Claudio Soriente is a researcher at Telefónica Research and Development (Barcelona, Spain) since October 2015. Previously, he was with the Institute of Information Security at the Swiss Federal Institute of Technology (ETH) Zürich and a Juan de la Cierva fellow at the Universidad Politécnica de Madrid. He received a Ph.D. in Networked System from the University of California at Irvine (advisor Prof. Gene Tsudik). During his Ph.D. studies he had the opportunity to work with great people at IBM Zurich Research Laboratory, at INRIA Rhône-Alpes and at the UNESCO Chair in Data Privacy.

Jueves 1 de Junio

Data Security and Privacy in the Cloud” Pierangela Samarati

ABSTRACT

The “cloud” has become a successful paradigm for conveniently storing, accessing, processing, and sharing information. With its significant benefits of scalability and elasticity, the cloud paradigm has appealed companies and users, which are more and more resorting to the multitude of available cloud providers for storing and processing data. Unfortunately, such a convenience comes at the price of loss of control over these data by their owner and of consequent new security threats

that can limit the potential widespread adoption and acceptance of the cloud computing paradigm.

In this tutorial, I will discuss security and privacy issues arising in the cloud scenario, addressing problems related to guaranteeing confidentiality and integrity of data stored or processed by external providers.

BIO

Pierangela Samarati is a Professor at the Department of Computer Science of the Università degli Studi di Milano, Italy. Her main research interests are access control policies, models and systems, data security and privacy, information system security, and information protection in general.

She is the project coordinator of the ESCUDO-CLOUD project, funded by the EC H2020 programme, and she has participated in several projects involving different aspects of information protection.

On these topics she has published more than 250 peer-reviewed articles in international journals, conference proceedings, and book chapters. She has been Computer Scientist in the Computer Science Laboratory at SRI, CA (USA). She has been a visiting researcher at the Computer Science Department of Stanford University, CA (USA), and at the Center for Secure Information Systems of George Mason University, VA (USA). She is the chair of the IEEE Systems Council Technical Committee on Security and Privacy in Complex Information Systems (TCSPCIS), of the ERCIM Security and Trust Management Working Group (STM), and of the Steering Committees of the European Symposium On Research In Computer Security (ESORICS) and of the ACM Workshop on Privacy in the Electronic Society (WPES). She is member of several steering committees.

She is ACM Distinguished Scientist (named 2009) and IEEE Fellow (named 2012).

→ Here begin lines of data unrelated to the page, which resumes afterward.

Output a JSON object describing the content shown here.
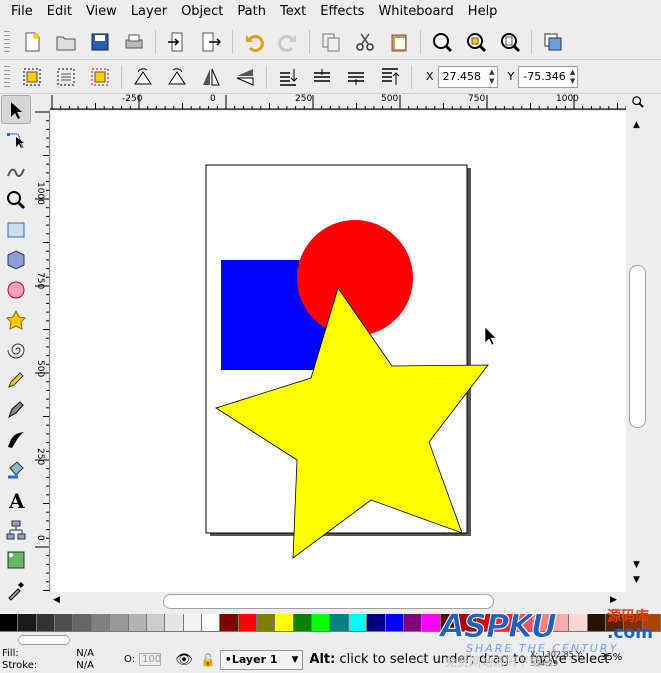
{
  "menu": [
    "File",
    "Edit",
    "View",
    "Layer",
    "Object",
    "Path",
    "Text",
    "Effects",
    "Whiteboard",
    "Help"
  ],
  "controls": {
    "x_label": "X",
    "x_value": "27.458",
    "y_label": "Y",
    "y_value": "-75.346"
  },
  "ruler": {
    "h_labels": [
      "-250",
      "0",
      "250",
      "500",
      "750",
      "1000"
    ],
    "v_labels": [
      "1000",
      "750",
      "500",
      "250",
      "0"
    ]
  },
  "palette": [
    "#000000",
    "#1a1a1a",
    "#333333",
    "#4d4d4d",
    "#666666",
    "#808080",
    "#999999",
    "#b3b3b3",
    "#cccccc",
    "#e6e6e6",
    "#f2f2f2",
    "#ffffff",
    "#800000",
    "#ff0000",
    "#808000",
    "#ffff00",
    "#008000",
    "#00ff00",
    "#008080",
    "#00ffff",
    "#000080",
    "#0000ff",
    "#800080",
    "#ff00ff",
    "#550000",
    "#aa0000",
    "#d40000",
    "#ff2a2a",
    "#ff5555",
    "#ff8080",
    "#ffaaaa",
    "#ffd5d5",
    "#2b1100",
    "#552200",
    "#803300",
    "#aa4400"
  ],
  "status": {
    "fill_label": "Fill:",
    "fill_value": "N/A",
    "stroke_label": "Stroke:",
    "stroke_value": "N/A",
    "opacity_label": "O:",
    "opacity_value": "100",
    "layer": "•Layer 1",
    "message_key": "Alt:",
    "message": " click to select under; drag to move selected",
    "coords": "X: 1302.85  Y: 334.29",
    "zoom": "35%"
  },
  "watermark": {
    "brand": "ASPKU",
    "domain": ".com",
    "cn": "源码库",
    "slogan": "SHARE THE CENTURY",
    "sub": "免费网站源码下载站！"
  },
  "colors": {
    "blue_rect": "#0000ff",
    "red_circle": "#ff0000",
    "yellow_star": "#ffff00"
  }
}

She has received the IEEE Computer Society Technical Achievement Award (2016).

She has been awarded the IFIP TC11 Kristian Beckman Award (2008) and the IFIP WG 11.3 Outstanding Research Contributions Award (2012). She has served as General Chair, Program Chair, and program committee member of several international conferences and workshops.

Viernes 2 de Junio

Cryptocurrency and Blockchain Technology: Challenges and Opportunities” William Knottenbelt

ABSTRACT

The meteoric rise of blockchain-enabled cryptocurrencies, and Bitcoin in particular, has received global attention, not least from governments, entrepreneurs and researchers. Cryptocurrencies provide an attractive alternative to traditional fiat currencies via a distributed, trustless and self-governing framework which not only

enables low-friction financial transactions around the globe but also preserves the freedom and privacy of spending inherent in cash transactions. This talk will cover some of the challenges and opportunities posed by this emerging technology and will outline ongoing directions of research in the Imperial College Centre for Cryptocurrency Research and Engineering.